++++ Record set ++++
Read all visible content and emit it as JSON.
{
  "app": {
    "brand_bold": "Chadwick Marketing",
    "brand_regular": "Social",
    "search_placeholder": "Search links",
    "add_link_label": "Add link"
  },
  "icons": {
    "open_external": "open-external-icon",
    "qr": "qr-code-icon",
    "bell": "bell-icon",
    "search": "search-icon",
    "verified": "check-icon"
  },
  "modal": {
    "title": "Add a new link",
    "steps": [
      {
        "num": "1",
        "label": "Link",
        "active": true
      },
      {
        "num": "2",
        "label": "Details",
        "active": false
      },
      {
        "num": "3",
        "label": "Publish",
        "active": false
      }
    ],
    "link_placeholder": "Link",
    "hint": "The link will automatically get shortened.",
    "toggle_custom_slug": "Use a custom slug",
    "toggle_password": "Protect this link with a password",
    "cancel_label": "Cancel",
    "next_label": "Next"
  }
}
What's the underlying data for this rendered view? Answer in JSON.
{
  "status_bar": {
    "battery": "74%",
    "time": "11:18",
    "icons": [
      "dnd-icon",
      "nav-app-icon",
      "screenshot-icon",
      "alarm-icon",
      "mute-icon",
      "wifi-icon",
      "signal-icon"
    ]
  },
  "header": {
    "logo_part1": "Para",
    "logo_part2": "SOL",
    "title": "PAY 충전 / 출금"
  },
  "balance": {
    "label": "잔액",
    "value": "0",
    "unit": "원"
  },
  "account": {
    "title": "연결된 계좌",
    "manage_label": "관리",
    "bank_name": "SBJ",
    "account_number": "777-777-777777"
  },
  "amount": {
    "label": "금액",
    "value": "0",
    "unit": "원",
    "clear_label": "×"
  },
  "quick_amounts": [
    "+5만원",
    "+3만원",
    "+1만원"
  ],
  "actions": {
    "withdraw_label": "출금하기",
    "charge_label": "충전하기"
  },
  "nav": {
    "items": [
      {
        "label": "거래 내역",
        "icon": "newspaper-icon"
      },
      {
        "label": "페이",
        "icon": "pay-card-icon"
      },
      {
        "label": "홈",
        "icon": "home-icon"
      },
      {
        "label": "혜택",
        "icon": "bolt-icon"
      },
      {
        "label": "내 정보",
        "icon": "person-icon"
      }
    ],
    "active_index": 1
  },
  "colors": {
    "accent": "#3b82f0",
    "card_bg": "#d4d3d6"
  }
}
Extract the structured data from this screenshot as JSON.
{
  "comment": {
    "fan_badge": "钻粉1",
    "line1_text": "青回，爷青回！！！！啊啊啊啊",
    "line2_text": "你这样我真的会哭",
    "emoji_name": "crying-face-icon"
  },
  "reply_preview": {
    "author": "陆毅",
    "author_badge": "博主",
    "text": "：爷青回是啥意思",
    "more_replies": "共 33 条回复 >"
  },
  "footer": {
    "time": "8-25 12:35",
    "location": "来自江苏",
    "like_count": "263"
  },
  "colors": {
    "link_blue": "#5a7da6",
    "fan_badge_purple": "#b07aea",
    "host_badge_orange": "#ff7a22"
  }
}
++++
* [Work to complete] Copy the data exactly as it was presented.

* [Solution for this task]
Read all visible content and emit it as JSON.
{
  "app": {
    "brand_bold": "Chadwick Marketing",
    "brand_regular": "Social",
    "search_placeholder": "Search links",
    "add_link_label": "Add link"
  },
  "icons": {
    "open_external": "open-external-icon",
    "qr": "qr-code-icon",
    "bell": "bell-icon",
    "search": "search-icon",
    "verified": "check-icon"
  },
  "modal": {
    "title": "Add a new link",
    "steps": [
      {
        "num": "1",
        "label": "Link",
        "active": true
      },
      {
        "num": "2",
        "label": "Details",
        "active": false
      },
      {
        "num": "3",
        "label": "Publish",
        "active": false
      }
    ],
    "link_placeholder": "Link",
    "hint": "The link will automatically get shortened.",
    "toggle_custom_slug": "Use a custom slug",
    "toggle_password": "Protect this link with a password",
    "cancel_label": "Cancel",
    "next_label": "Next"
  }
}
What's the underlying data for this rendered view? Answer in JSON.
{
  "status_bar": {
    "battery": "74%",
    "time": "11:18",
    "icons": [
      "dnd-icon",
      "nav-app-icon",
      "screenshot-icon",
      "alarm-icon",
      "mute-icon",
      "wifi-icon",
      "signal-icon"
    ]
  },
  "header": {
    "logo_part1": "Para",
    "logo_part2": "SOL",
    "title": "PAY 충전 / 출금"
  },
  "balance": {
    "label": "잔액",
    "value": "0",
    "unit": "원"
  },
  "account": {
    "title": "연결된 계좌",
    "manage_label": "관리",
    "bank_name": "SBJ",
    "account_number": "777-777-777777"
  },
  "amount": {
    "label": "금액",
    "value": "0",
    "unit": "원",
    "clear_label": "×"
  },
  "quick_amounts": [
    "+5만원",
    "+3만원",
    "+1만원"
  ],
  "actions": {
    "withdraw_label": "출금하기",
    "charge_label": "충전하기"
  },
  "nav": {
    "items": [
      {
        "label": "거래 내역",
        "icon": "newspaper-icon"
      },
      {
        "label": "페이",
        "icon": "pay-card-icon"
      },
      {
        "label": "홈",
        "icon": "home-icon"
      },
      {
        "label": "혜택",
        "icon": "bolt-icon"
      },
      {
        "label": "내 정보",
        "icon": "person-icon"
      }
    ],
    "active_index": 1
  },
  "colors": {
    "accent": "#3b82f0",
    "card_bg": "#d4d3d6"
  }
}
Extract the structured data from this screenshot as JSON.
{
  "comment": {
    "fan_badge": "钻粉1",
    "line1_text": "青回，爷青回！！！！啊啊啊啊",
    "line2_text": "你这样我真的会哭",
    "emoji_name": "crying-face-icon"
  },
  "reply_preview": {
    "author": "陆毅",
    "author_badge": "博主",
    "text": "：爷青回是啥意思",
    "more_replies": "共 33 条回复 >"
  },
  "footer": {
    "time": "8-25 12:35",
    "location": "来自江苏",
    "like_count": "263"
  },
  "colors": {
    "link_blue": "#5a7da6",
    "fan_badge_purple": "#b07aea",
    "host_badge_orange": "#ff7a22"
  }
}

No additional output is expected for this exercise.